‘Impossible Burger’: South Congress Market welcomes new vegan option


Nina Rocha

The burger received good reviews from vegans, meat eaters.

Nina Rocha, Writer

The famous Impossible Burger, a vegan burger that claims to mimic the flavor, aroma and even nutrition of traditional burger patties, is now available at the hilltop. Students can order the burger at South Congress Market dining hall every Monday through Thursday during dinner service.  

If this is the first time you’ve heard about the Impossible Burger, here’s what you need to know: the burger is made with carefully selected ingredients that help capture the essence of the meat. These ingredients include coconut oil for fat and juiciness, potato protein for a crispy surface, gluten as a source of protein and heme– the stellar ingredient that gives the burger its meaty umami flavor. Heme is an iron-containing molecule found in all living organisms.

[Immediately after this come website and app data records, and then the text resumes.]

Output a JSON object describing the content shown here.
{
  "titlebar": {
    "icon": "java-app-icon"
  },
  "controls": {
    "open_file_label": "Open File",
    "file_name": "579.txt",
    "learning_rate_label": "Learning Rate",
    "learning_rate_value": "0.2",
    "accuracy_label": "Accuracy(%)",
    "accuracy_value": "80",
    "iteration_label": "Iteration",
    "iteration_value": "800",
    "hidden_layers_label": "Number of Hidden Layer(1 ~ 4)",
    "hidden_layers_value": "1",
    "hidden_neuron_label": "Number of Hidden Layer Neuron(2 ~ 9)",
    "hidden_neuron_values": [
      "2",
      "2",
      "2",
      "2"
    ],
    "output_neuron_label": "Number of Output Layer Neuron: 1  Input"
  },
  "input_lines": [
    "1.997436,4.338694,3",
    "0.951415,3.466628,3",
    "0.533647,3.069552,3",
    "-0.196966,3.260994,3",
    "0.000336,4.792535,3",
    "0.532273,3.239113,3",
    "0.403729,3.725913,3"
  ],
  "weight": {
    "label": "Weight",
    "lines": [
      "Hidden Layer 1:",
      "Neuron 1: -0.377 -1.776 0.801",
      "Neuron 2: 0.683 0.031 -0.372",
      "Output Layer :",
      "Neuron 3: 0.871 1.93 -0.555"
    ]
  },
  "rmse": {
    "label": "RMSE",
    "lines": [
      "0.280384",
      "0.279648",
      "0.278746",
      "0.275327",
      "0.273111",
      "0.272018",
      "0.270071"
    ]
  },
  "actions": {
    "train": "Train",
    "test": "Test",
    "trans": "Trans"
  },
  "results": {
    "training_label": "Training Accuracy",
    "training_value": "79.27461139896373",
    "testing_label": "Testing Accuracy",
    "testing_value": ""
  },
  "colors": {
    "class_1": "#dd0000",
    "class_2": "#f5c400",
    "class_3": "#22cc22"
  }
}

Impossible Foods, the company that developed the patty, uses yeast to grow soy leghemoglobin, which is identical to the heme molecule found in meat. The burger is currently only available at select restaurants and university dining halls.  

As a vegan, I was excited to try the burger on campus. The first thing I noticed was that, compared to the other veggie burgers, the Impossible burger was cooked fairly quickly. I expected the familiar scenario of waiting between seven to 10 minutes for our burgers to be done. I was pleasantly surprised that it was not the case this time.

On campus, the Impossible Burger costs $10. Compared to the other burgers, especially the veggie patties, the price is a bit steep. However, it’s probably the cheapest way to try the burger in the city. Restaurant burgers featuring the patty range from $12 to $17.

The cooks at Ragsdale cooked my burger perfectly, unlike other restaurants that tend to overcook the patty. It had a nice seared top and was incredibly juicy. Student Karolina Bonilla, a vegetarian trying the burger for the first time, was amazed that it seemed to “bleed” like a real burger.

I ordered the burger with mushrooms and recommend other students do the same. If mushrooms are not your thing, South Congress Market also offers caramelized onions and roasted bell peppers.

I was disappointed that there is no vegan cheese or eggless mayo available, but it is still refreshing to find a new veggie option on campus since they are quite sparse.

The Impossible Burger is usually marketed to those who consume meat and animal products, claiming that it can fool a die-hard carnivore.

Student Grace Ramadan, a meat-eater, said that the burger was very meaty but did not taste exactly like meat. Despite not being fooled by the Impossible Burger, Ramadan said she really enjoyed it.

“I could definitely see myself ordering this is in the future,” Ramadan said.

What’s not to love about the Impossible Burger? It’s tasty, sustainable and nutritious. If you want the planet as we know it to last more than 12 years, and save some cows, make this your go-to meatless Monday treat.